------ Data extract

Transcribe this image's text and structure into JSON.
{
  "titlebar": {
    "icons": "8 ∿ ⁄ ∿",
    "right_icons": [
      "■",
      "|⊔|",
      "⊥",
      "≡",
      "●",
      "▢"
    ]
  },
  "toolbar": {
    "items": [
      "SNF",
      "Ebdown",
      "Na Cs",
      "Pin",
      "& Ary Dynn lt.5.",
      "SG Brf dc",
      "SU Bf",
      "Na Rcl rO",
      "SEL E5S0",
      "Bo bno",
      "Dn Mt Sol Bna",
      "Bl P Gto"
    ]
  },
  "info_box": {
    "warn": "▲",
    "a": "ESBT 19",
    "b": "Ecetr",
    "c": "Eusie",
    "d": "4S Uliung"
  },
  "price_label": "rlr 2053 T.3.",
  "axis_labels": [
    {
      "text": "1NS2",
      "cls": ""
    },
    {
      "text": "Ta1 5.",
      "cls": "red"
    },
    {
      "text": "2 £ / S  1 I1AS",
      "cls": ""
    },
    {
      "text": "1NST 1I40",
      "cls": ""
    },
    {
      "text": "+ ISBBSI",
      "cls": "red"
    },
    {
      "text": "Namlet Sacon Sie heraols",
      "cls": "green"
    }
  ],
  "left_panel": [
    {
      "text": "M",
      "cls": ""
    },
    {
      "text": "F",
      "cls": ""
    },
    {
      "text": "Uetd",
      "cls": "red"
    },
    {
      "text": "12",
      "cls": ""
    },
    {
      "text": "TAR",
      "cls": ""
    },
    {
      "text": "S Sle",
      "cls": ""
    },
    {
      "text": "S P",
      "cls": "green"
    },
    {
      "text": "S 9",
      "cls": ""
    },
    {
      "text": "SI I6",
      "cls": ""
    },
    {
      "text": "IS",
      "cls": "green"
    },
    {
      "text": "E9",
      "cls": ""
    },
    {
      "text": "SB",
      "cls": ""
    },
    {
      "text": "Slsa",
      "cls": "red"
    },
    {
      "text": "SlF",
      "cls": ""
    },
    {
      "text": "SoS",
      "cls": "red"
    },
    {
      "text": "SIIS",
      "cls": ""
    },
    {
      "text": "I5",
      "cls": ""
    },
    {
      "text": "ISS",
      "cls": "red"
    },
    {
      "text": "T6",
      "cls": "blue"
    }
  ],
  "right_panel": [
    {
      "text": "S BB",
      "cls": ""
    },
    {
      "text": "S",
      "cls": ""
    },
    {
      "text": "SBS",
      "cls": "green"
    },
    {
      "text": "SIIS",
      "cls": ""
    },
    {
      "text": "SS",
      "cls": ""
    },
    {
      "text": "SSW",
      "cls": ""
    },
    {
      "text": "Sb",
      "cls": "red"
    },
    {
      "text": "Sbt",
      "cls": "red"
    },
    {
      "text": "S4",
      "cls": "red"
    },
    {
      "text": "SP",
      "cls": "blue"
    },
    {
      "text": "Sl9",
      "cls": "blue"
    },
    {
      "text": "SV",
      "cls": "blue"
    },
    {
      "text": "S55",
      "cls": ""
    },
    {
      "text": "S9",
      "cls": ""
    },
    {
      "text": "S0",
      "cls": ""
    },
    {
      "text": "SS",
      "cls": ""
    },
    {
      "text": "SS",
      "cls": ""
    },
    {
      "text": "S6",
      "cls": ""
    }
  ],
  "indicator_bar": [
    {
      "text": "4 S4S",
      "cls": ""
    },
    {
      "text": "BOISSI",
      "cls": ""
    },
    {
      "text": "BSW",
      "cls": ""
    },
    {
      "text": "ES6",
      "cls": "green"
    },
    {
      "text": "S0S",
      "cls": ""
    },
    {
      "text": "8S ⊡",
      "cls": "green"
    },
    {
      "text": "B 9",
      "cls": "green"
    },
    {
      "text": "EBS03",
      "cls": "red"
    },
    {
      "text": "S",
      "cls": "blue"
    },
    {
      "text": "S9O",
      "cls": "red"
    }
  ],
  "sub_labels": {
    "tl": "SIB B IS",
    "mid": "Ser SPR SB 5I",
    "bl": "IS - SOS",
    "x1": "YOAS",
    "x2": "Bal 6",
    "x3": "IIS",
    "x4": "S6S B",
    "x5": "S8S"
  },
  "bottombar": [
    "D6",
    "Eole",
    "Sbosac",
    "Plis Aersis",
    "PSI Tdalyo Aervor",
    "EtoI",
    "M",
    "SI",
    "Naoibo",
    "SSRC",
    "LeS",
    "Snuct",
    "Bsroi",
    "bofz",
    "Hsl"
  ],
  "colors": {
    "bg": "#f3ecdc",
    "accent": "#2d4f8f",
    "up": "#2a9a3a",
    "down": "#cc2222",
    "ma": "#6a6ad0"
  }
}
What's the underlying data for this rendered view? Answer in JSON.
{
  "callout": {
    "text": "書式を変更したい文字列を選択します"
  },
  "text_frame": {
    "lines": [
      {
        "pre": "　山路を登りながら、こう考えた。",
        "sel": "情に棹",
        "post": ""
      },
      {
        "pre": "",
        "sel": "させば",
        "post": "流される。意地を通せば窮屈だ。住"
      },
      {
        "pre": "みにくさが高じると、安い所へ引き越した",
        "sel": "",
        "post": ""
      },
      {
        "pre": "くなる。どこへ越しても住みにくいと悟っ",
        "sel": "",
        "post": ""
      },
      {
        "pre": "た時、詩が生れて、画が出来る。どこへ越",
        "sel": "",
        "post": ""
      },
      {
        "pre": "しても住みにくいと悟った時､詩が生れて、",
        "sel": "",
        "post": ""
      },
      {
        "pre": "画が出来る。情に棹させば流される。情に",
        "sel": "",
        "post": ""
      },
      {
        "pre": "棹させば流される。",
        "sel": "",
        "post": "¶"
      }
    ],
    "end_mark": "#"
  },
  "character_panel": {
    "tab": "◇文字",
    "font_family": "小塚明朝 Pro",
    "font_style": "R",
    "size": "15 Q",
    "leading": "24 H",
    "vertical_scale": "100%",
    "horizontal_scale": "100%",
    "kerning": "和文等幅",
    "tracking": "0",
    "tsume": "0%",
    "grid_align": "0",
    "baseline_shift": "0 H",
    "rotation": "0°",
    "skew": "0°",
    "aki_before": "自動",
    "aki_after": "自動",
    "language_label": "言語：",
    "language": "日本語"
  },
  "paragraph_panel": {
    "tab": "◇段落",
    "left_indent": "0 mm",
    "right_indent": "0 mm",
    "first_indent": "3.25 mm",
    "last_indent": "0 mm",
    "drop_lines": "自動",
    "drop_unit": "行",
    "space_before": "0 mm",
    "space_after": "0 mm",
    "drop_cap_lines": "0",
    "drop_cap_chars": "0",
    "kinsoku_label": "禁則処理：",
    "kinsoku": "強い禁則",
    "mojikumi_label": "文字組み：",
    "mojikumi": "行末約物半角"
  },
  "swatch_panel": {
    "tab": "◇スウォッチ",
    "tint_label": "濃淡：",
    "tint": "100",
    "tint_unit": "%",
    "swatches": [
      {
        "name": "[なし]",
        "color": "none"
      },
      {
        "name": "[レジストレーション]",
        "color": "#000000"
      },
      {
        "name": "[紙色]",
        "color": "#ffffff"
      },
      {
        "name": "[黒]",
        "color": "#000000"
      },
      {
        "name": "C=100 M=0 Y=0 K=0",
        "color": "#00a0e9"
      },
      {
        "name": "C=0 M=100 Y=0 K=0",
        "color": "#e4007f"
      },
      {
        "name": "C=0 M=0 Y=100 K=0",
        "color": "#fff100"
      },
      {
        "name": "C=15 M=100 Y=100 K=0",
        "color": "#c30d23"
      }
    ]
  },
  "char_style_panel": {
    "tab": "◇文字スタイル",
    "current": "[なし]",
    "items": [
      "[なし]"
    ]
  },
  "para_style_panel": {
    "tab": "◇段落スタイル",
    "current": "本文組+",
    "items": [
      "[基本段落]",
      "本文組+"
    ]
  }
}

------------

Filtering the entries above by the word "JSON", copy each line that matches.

Written response
Transcribe this image's text and structure into JSON.
What's the underlying data for this rendered view? Answer in JSON.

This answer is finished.